  • Employee education: Cyber security education should be a staple of every new employee orientation, and these trainings should be updated and repeated regularly. Exercises that are short, repetitive, and integrate phishing simulations ensure security practices stay fresh in employees’ minds and show them what potential exploits look like.  Many cyber insurance carriers offer access to employee training as a value-added service when a cyber insurance policy is purchased.
  • Proper Patching: Don’t ignore application and software updates. Because cyber exploits are constantly changing, software developers are continuously updating their products to address new security concerns and patch known exploits, not to mention adding new features and functionality for your safety.  Having a regular cadence for testing and applying software patches is key to maintaining proper security within your organization.

Insurance Can Help

The cyber insurance market has responded to the security threat of employee error in multiple ways, including both true risk transfer and value-added services which can aid in mitigation and incident response.  In the case of business email compromise as a result of a phishing attack, the insurance market has responded positively to these risks. Coverage can be found for these compromises in the following ways:

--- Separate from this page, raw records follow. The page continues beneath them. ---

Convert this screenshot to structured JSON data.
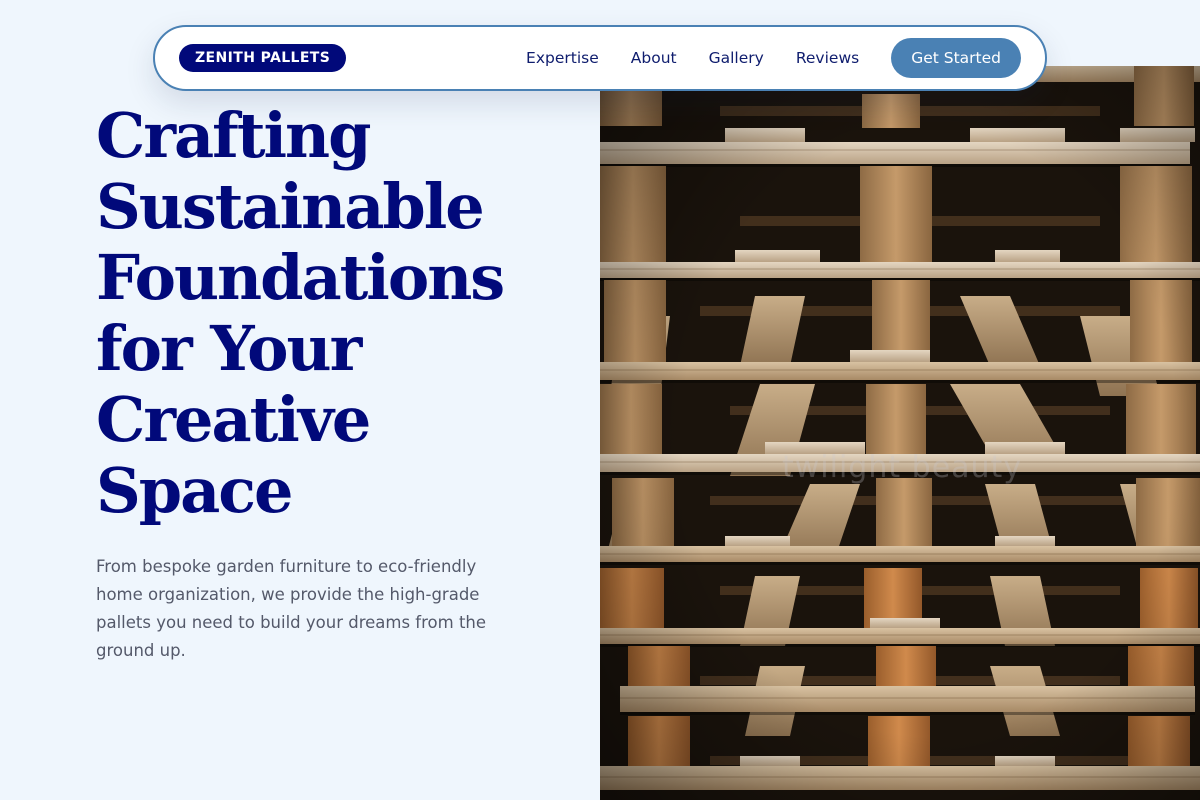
{
  "navbar": {
    "logo": "ZENITH PALLETS",
    "links": [
      {
        "label": "Expertise"
      },
      {
        "label": "About"
      },
      {
        "label": "Gallery"
      },
      {
        "label": "Reviews"
      }
    ],
    "cta_label": "Get Started"
  },
  "hero": {
    "title_lines": [
      "Crafting",
      "Sustainable",
      "Foundations",
      "for Your",
      "Creative",
      "Space"
    ],
    "subtitle": "From bespoke garden furniture to eco-friendly home organization, we provide the high-grade pallets you need to build your dreams from the ground up.",
    "image": {
      "subject": "stacked-wooden-pallets",
      "watermark": "twilight beauty"
    }
  },
  "colors": {
    "page_background": "#eff6fd",
    "brand_navy": "#01097a",
    "accent_blue": "#4a81b4",
    "nav_text": "#0f1d6e",
    "body_text": "#54596a"
  }
}
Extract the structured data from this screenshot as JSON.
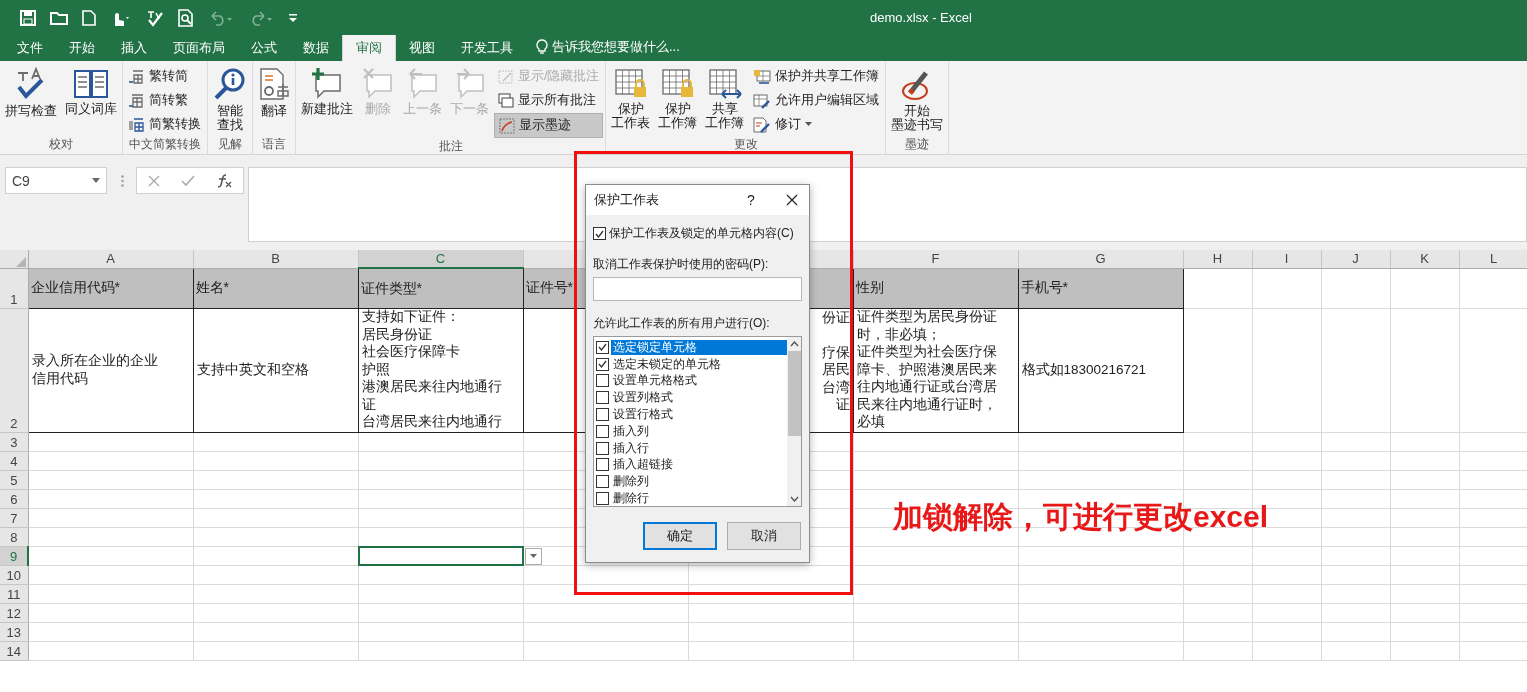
{
  "window": {
    "title": "demo.xlsx - Excel"
  },
  "tabs": [
    {
      "label": "文件",
      "selected": false
    },
    {
      "label": "开始",
      "selected": false
    },
    {
      "label": "插入",
      "selected": false
    },
    {
      "label": "页面布局",
      "selected": false
    },
    {
      "label": "公式",
      "selected": false
    },
    {
      "label": "数据",
      "selected": false
    },
    {
      "label": "审阅",
      "selected": true
    },
    {
      "label": "视图",
      "selected": false
    },
    {
      "label": "开发工具",
      "selected": false
    }
  ],
  "tell_me": "告诉我您想要做什么...",
  "ribbon_groups": [
    {
      "label": "校对",
      "buttons": [
        {
          "label": [
            "拼写检查"
          ],
          "kind": "large",
          "disabled": false,
          "on": false
        },
        {
          "label": [
            "同义词库"
          ],
          "kind": "large",
          "disabled": false,
          "on": false
        }
      ]
    },
    {
      "label": "中文简繁转换",
      "buttons": [
        {
          "label": [
            "繁转简"
          ],
          "kind": "small",
          "disabled": false,
          "on": false
        },
        {
          "label": [
            "简转繁"
          ],
          "kind": "small",
          "disabled": false,
          "on": false
        },
        {
          "label": [
            "简繁转换"
          ],
          "kind": "small",
          "disabled": false,
          "on": false
        }
      ]
    },
    {
      "label": "见解",
      "buttons": [
        {
          "label": [
            "智能",
            "查找"
          ],
          "kind": "large",
          "disabled": false,
          "on": false
        }
      ]
    },
    {
      "label": "语言",
      "buttons": [
        {
          "label": [
            "翻译"
          ],
          "kind": "large",
          "disabled": false,
          "on": false
        }
      ]
    },
    {
      "label": "批注",
      "buttons": [
        {
          "label": [
            "新建批注"
          ],
          "kind": "large",
          "disabled": false,
          "on": false
        },
        {
          "label": [
            "删除"
          ],
          "kind": "large",
          "disabled": true,
          "on": false
        },
        {
          "label": [
            "上一条"
          ],
          "kind": "large",
          "disabled": true,
          "on": false
        },
        {
          "label": [
            "下一条"
          ],
          "kind": "large",
          "disabled": true,
          "on": false
        },
        {
          "label": [
            "显示/隐藏批注"
          ],
          "kind": "small",
          "disabled": true,
          "on": false
        },
        {
          "label": [
            "显示所有批注"
          ],
          "kind": "small",
          "disabled": false,
          "on": false
        },
        {
          "label": [
            "显示墨迹"
          ],
          "kind": "small",
          "disabled": false,
          "on": true
        }
      ]
    },
    {
      "label": "更改",
      "buttons": [
        {
          "label": [
            "保护",
            "工作表"
          ],
          "kind": "large",
          "disabled": false,
          "on": false
        },
        {
          "label": [
            "保护",
            "工作簿"
          ],
          "kind": "large",
          "disabled": false,
          "on": false
        },
        {
          "label": [
            "共享",
            "工作簿"
          ],
          "kind": "large",
          "disabled": false,
          "on": false
        },
        {
          "label": [
            "保护并共享工作簿"
          ],
          "kind": "small",
          "disabled": false,
          "on": false
        },
        {
          "label": [
            "允许用户编辑区域"
          ],
          "kind": "small",
          "disabled": false,
          "on": false
        },
        {
          "label": [
            "修订"
          ],
          "kind": "small_menu",
          "disabled": false,
          "on": false
        }
      ]
    },
    {
      "label": "墨迹",
      "buttons": [
        {
          "label": [
            "开始",
            "墨迹书写"
          ],
          "kind": "large",
          "disabled": false,
          "on": false
        }
      ]
    }
  ],
  "formula_bar": {
    "name_box": "C9"
  },
  "sheet": {
    "columns": [
      {
        "letter": "A",
        "selected": false
      },
      {
        "letter": "B",
        "selected": false
      },
      {
        "letter": "C",
        "selected": true
      },
      {
        "selected": false
      },
      {
        "selected": false
      },
      {
        "letter": "F",
        "selected": false
      },
      {
        "letter": "G",
        "selected": false
      },
      {
        "letter": "H",
        "selected": false
      },
      {
        "letter": "I",
        "selected": false
      },
      {
        "letter": "J",
        "selected": false
      },
      {
        "letter": "K",
        "selected": false
      },
      {
        "letter": "L",
        "selected": false
      }
    ],
    "rows": [
      {
        "number": "1",
        "kind": "header",
        "selected": false,
        "cells": [
          {
            "lines": [
              "企业信用代码*"
            ]
          },
          {
            "lines": [
              "姓名*"
            ]
          },
          {
            "lines": [
              "证件类型*"
            ]
          },
          {
            "lines": [
              "证件号*"
            ]
          },
          {},
          {
            "lines": [
              "性别"
            ]
          },
          {
            "lines": [
              "手机号*"
            ]
          }
        ]
      },
      {
        "number": "2",
        "kind": "data",
        "selected": false,
        "cells": [
          {
            "lines": [
              "录入所在企业的企业",
              "信用代码"
            ],
            "kind": "text"
          },
          {
            "lines": [
              "支持中英文和空格"
            ],
            "kind": "text"
          },
          {
            "lines": [
              "支持如下证件：",
              "居民身份证",
              "社会医疗保障卡",
              "护照",
              "港澳居民来往内地通行",
              "证",
              "台湾居民来往内地通行"
            ],
            "kind": "text"
          },
          {},
          {
            "lines": [
              "份证",
              "疗保",
              "居民",
              "台湾",
              "证"
            ],
            "kind": "overflow"
          },
          {
            "lines": [
              "证件类型为居民身份证",
              "时，非必填；",
              "证件类型为社会医疗保",
              "障卡、护照港澳居民来",
              "往内地通行证或台湾居",
              "民来往内地通行证时，",
              "必填"
            ],
            "kind": "text"
          },
          {
            "lines": [
              "格式如18300216721"
            ],
            "kind": "text"
          }
        ]
      },
      {
        "number": "3",
        "kind": "empty",
        "selected": false
      },
      {
        "number": "4",
        "kind": "empty",
        "selected": false
      },
      {
        "number": "5",
        "kind": "empty",
        "selected": false
      },
      {
        "number": "6",
        "kind": "empty",
        "selected": false
      },
      {
        "number": "7",
        "kind": "empty",
        "selected": false
      },
      {
        "number": "8",
        "kind": "empty",
        "selected": false
      },
      {
        "number": "9",
        "kind": "empty",
        "selected": true
      },
      {
        "number": "10",
        "kind": "empty",
        "selected": false
      },
      {
        "number": "11",
        "kind": "empty",
        "selected": false
      },
      {
        "number": "12",
        "kind": "empty",
        "selected": false
      },
      {
        "number": "13",
        "kind": "empty",
        "selected": false
      },
      {
        "number": "14",
        "kind": "empty",
        "selected": false
      }
    ]
  },
  "dialog": {
    "title": "保护工作表",
    "help": "?",
    "protect_option": {
      "label": "保护工作表及锁定的单元格内容(C)",
      "checked": true
    },
    "password_label": "取消工作表保护时使用的密码(P):",
    "permissions_label": "允许此工作表的所有用户进行(O):",
    "permissions": [
      {
        "label": "选定锁定单元格",
        "checked": true,
        "selected": true
      },
      {
        "label": "选定未锁定的单元格",
        "checked": true,
        "selected": false
      },
      {
        "label": "设置单元格格式",
        "checked": false,
        "selected": false
      },
      {
        "label": "设置列格式",
        "checked": false,
        "selected": false
      },
      {
        "label": "设置行格式",
        "checked": false,
        "selected": false
      },
      {
        "label": "插入列",
        "checked": false,
        "selected": false
      },
      {
        "label": "插入行",
        "checked": false,
        "selected": false
      },
      {
        "label": "插入超链接",
        "checked": false,
        "selected": false
      },
      {
        "label": "删除列",
        "checked": false,
        "selected": false
      },
      {
        "label": "删除行",
        "checked": false,
        "selected": false
      }
    ],
    "buttons": [
      {
        "label": "确定",
        "default": true
      },
      {
        "label": "取消",
        "default": false
      }
    ]
  },
  "annotation": {
    "text": "加锁解除，可进行更改excel"
  }
}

  • Breach Response Costs: Gaining access to an employee’s email may potentially expose both customer and employee personally identifiable information (PII) or protected health information (PHI).  State laws in all 50 US states require notification to individuals when their personal information is improperly accessed, lost, or stolen, and every good dedicated cyber insurance product will cover these breach response costs.  Breach response costs include legal costs, notification costs, costs for an IT forensics firm to assess and contain the breach, credit monitoring costs, setting up and managing a call center, and the costs of a public relations firm handling any media fallout.
  • Social Engineering Fraud: This coverage grant in many cyber policies will cover lost money or securities as a result of fraudulent wire transfer requests.  This can extend to your organization’s transfer to a fraudulent account and/or your client’s transfer of funds (intended for you) to a fraudulent account as a result of a compromise of your network.  This coverage grant is typically sub-limited to smaller amounts and not always offered by some carriers.
  • Legal Liability:  Often, cyber incidents can lead to legal liability in the form of regulatory investigations, contractual liabilities, and class-action lawsuits.  The cyber insurance market provides coverage for defense, indemnity, or regulatory fines and penalties arising out of a security incident, including business email compromise.

To learn even more about how to protect yourself online visit Stay Safe Online, powered by the National Cyber Security Alliance.

 

See all articles by Dan Burke

All views expressed in this article are the author’s own and do not necessarily represent the position of Woodruff-Sawyer & Co.